A Lesson In Linoleum – The History Of Lino
It’s been some time since linoleum flooring was at the peak of its popularity, but it does seem to get a revival once every decade or so. Now, with the world shifting its view on the environment and taking a look at our ever depleting resources, linoleum flooring – or lino as it’s sometimes called – is making an even bigger comeback than before.
Because of this miraculous rise in popularity once more, we thought that it would be a good time to provide a history lesson on how the flooring material – one of the most loved throughout the ages – has lasted so long and why it could prove to be the answer to our environmental issues.
The Invention of Linoleum
It’s fairly well documented now that an Englishman named Frederick Walton was the inventor of linoleum. In 1855 he was experimenting with different materials in order to create a new flooring material which could be as durable as other materials but which was cheaper to make. In one such experiment he used a linseed oil in combination with cotton sheets, when this was exposed to the air it created a film which was then perfected to become linoleum.

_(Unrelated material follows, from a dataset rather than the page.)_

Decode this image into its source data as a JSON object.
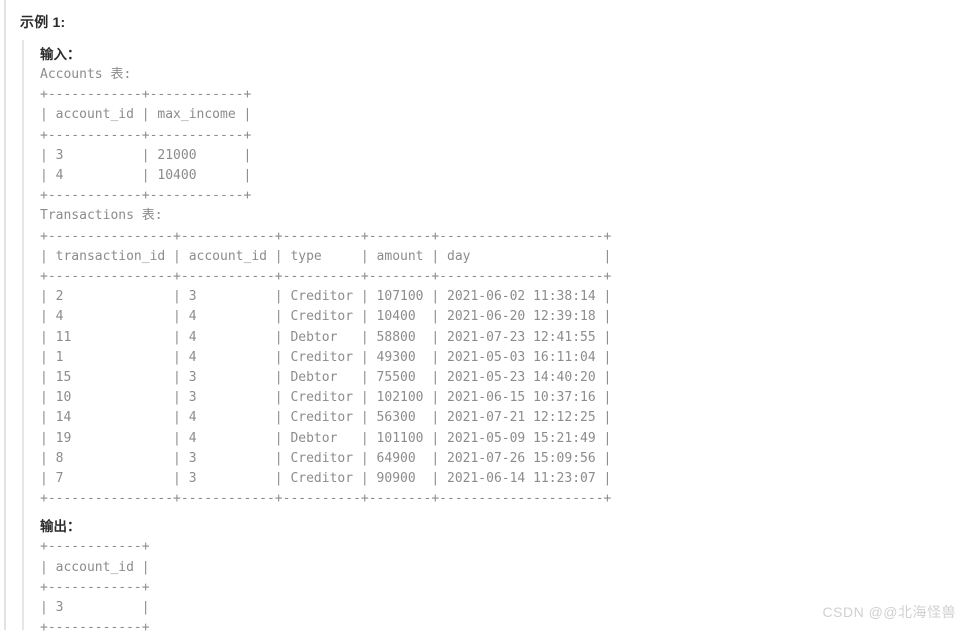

The name of this invention was initially Kampticon but it bore too many similarities to another flooring material of a similar nature. Instead, the latin words “linum”, meaning flax, and “oleum”, meaning oil, were used to create what we now affectionately call “lino”.
The Rise Of Linoleum
Acting swiftly to further the development of his invention, Walton created the Linoleum Manufacturing Company Ltd in Middlesex in 1864. From this point onwards the company grew and was exporting its goods to Europe, the next decade would even see the company open a manufacturing plant in America and one in Scotland. The Fife factory became the largest producer of Walton’s product and although it was demolished, Kirkcaldy was still home to a linoleum production factory until last year.
You might be thinking that the 1860s isn’t the decade you would usually associate with linoleum flooring, and that’s down to the vibrancy of the 1960s, which is where everyone can picture bright, patterned linoleum in the kitchen and in diners. Of course, this period is where we all know it from, but only because of the nostalgia we get from seeing it in photographs, TV shows and films.
The fact is that linoleum has been popular for a long time, presenting a cheaper, durable alternative to the more expensive materials. You can get a variety of colours and patterns – businesses can even get their logo placed into the design – showing that it’s versatile in both design and function.
Now, with everyone striving to make their homes greener, this long lasting, cheap and relatively simple flooring is once again making a comeback.
If you’d like to learn more about lino flooring for your home then simply contact us today and we’ll be happy to help. We have years of experience with this revered material and can provide full fitting services.